◆ Aim of the exercise
How many of the lines below contain the word "Екатерина"? Only the number is wanted.

Data about app and page elements:
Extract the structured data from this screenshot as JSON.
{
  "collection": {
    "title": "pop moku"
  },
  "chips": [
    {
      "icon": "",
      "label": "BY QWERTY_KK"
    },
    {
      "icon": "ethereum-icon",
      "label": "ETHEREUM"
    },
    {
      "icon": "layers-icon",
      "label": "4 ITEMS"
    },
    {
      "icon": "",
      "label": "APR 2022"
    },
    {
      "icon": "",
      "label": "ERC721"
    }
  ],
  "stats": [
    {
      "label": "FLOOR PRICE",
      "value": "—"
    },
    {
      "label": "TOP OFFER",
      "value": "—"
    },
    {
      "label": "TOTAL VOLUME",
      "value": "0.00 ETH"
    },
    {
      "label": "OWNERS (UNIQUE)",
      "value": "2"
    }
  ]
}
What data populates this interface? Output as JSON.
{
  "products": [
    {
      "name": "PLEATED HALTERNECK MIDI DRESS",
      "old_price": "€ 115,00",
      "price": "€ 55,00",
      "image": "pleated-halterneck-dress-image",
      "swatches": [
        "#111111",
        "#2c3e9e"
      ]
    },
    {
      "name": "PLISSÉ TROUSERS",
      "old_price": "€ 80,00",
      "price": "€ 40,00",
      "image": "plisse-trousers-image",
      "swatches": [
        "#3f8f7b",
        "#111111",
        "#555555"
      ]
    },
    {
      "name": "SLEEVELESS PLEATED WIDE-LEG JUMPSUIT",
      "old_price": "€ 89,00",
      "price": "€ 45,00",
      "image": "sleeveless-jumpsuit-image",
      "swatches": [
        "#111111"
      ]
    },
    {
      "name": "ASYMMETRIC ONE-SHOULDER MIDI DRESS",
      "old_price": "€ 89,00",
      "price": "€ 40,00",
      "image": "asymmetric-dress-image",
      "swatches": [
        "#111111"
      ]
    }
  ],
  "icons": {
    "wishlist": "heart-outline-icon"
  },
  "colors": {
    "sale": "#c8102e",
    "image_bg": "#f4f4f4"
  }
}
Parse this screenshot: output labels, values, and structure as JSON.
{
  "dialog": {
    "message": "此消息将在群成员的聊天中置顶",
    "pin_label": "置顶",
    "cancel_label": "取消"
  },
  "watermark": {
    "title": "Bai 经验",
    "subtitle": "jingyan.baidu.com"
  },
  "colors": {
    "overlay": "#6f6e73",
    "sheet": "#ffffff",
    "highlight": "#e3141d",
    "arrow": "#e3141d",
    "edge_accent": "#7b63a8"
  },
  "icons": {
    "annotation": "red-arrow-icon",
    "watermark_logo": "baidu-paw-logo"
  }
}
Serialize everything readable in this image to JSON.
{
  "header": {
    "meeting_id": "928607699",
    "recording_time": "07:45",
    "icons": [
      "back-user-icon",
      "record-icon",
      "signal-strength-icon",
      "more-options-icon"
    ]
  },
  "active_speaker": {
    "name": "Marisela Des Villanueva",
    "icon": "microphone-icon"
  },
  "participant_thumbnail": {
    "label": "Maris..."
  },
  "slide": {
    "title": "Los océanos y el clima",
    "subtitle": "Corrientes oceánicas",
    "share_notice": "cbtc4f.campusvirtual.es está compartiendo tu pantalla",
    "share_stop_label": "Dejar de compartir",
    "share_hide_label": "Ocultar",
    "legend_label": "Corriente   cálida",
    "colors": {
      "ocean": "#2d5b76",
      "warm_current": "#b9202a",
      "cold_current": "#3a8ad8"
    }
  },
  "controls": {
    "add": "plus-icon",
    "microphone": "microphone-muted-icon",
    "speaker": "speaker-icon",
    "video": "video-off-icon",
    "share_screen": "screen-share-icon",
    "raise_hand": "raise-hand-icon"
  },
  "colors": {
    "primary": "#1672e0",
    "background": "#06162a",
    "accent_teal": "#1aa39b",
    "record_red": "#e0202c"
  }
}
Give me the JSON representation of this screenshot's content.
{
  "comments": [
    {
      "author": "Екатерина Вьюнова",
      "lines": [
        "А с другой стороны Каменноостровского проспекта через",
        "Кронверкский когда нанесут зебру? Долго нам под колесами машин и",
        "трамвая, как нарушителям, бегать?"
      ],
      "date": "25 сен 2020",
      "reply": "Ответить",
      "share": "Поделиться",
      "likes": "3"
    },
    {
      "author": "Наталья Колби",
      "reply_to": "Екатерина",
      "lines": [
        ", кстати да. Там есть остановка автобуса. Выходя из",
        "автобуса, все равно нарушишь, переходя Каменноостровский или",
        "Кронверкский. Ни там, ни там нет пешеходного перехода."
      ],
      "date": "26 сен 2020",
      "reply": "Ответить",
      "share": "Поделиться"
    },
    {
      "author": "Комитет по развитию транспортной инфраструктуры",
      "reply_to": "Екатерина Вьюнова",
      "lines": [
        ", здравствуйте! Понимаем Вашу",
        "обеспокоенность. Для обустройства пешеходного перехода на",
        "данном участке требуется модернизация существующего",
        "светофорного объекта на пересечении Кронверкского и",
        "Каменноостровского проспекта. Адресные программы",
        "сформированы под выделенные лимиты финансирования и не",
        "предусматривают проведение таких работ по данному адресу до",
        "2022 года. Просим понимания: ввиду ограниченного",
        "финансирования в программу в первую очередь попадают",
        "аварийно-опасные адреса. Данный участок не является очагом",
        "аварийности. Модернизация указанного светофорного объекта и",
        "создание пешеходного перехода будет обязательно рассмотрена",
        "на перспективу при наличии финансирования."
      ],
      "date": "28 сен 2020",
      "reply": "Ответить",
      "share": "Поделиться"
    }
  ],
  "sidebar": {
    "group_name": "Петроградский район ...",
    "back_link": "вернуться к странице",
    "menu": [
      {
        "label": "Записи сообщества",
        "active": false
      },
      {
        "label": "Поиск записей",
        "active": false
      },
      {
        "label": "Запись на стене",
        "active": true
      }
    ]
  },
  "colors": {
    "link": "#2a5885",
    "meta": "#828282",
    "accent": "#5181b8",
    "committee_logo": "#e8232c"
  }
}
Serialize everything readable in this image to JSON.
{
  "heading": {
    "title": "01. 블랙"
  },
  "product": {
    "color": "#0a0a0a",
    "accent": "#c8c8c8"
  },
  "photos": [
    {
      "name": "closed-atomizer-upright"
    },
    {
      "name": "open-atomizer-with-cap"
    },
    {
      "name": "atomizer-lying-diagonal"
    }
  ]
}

◆ Result for this exercise
3